Recommend the right part or tool to fix each customer’s vehicle.
When you’re a Toll Collector, you sit in your tollbooth, ask for the correct amount from the motorists who pull up, receive the payment, and give change. But receiving toll payments and waving motorists through isn’t all there is the job of a Toll Collector. It’s important that you have great math skills and the personality to work with the public, too.
Unfortunately, as a Toll Collector, you sometimes have to be a sounding board for angry Drivers who are upset by the toll (but it’s not your fault, you’re just doing your job). You also accept fare tickets or quick passes as a toll, and you might sell them too, including roundtrip booklets.
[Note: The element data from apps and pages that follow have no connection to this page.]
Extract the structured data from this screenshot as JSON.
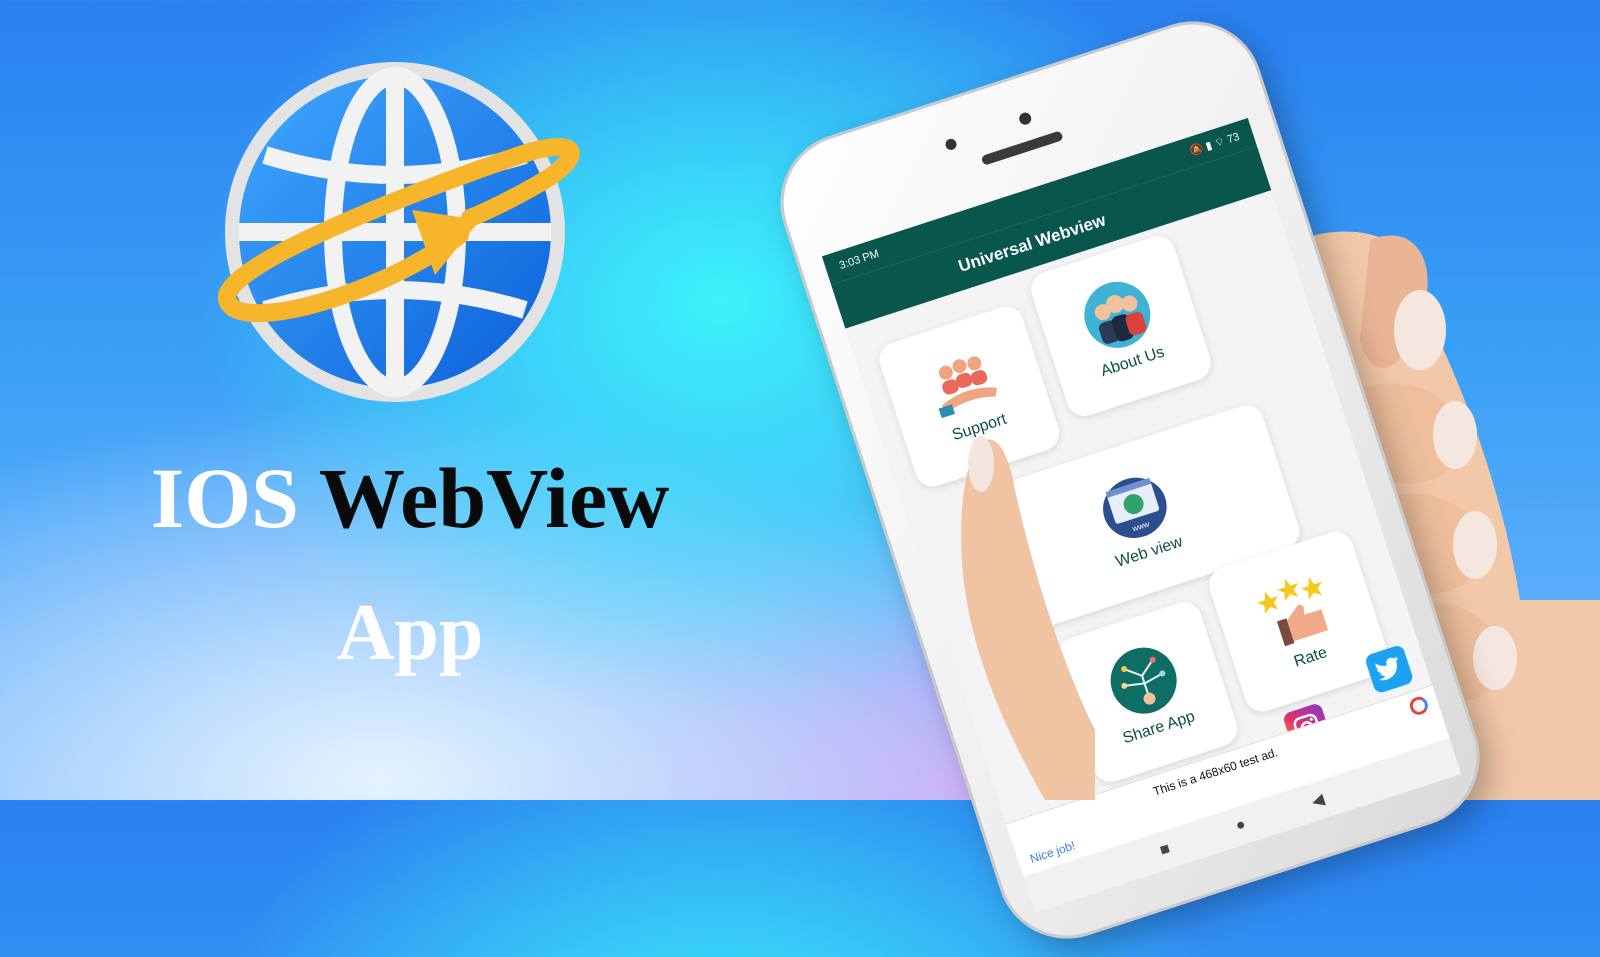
{
  "headline": {
    "word1": "IOS",
    "word2": "WebView",
    "line2": "App"
  },
  "phone": {
    "status_time": "3:03 PM",
    "status_icons": "🔕 ▮ ⌔ 73",
    "app_title": "Universal Webview",
    "cards": {
      "support": "Support",
      "about": "About Us",
      "webview": "Web view",
      "share": "Share App",
      "rate": "Rate"
    },
    "social": {
      "twitter_icon": "twitter-icon",
      "instagram_icon": "instagram-icon",
      "facebook_icon": "facebook-icon"
    },
    "ad": {
      "nice": "Nice job!",
      "text": "This is a 468x60 test ad."
    },
    "nav": {
      "back": "◀",
      "home": "●",
      "recent": "■"
    }
  },
  "colors": {
    "accent": "#08564c",
    "globe_blue": "#1f7ff0",
    "orbit": "#f6b52b"
  }
}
You could work at a bridge, highway, tunnel, or even a ferryboat entrance, but the tasks you perform don’t differ much between the various locations. Your job title might change depending on the setting, though, like Toll Bridge Attendant versus Ferryboat Fare Collector. Aside from receiving payments, you’re also responsible for keeping your toll lane free of debris and stalled vehicles. You could also work outside the booth, manning a turnstile and collecting tickets.
At the end of your shift, you count up your till, compare it to what you started with, and record the difference. You also confirm the amount of tickets received and sold. After cleaning up your booth and turning in your till to your Supervisor, it’s time to turn over your job to the next shift.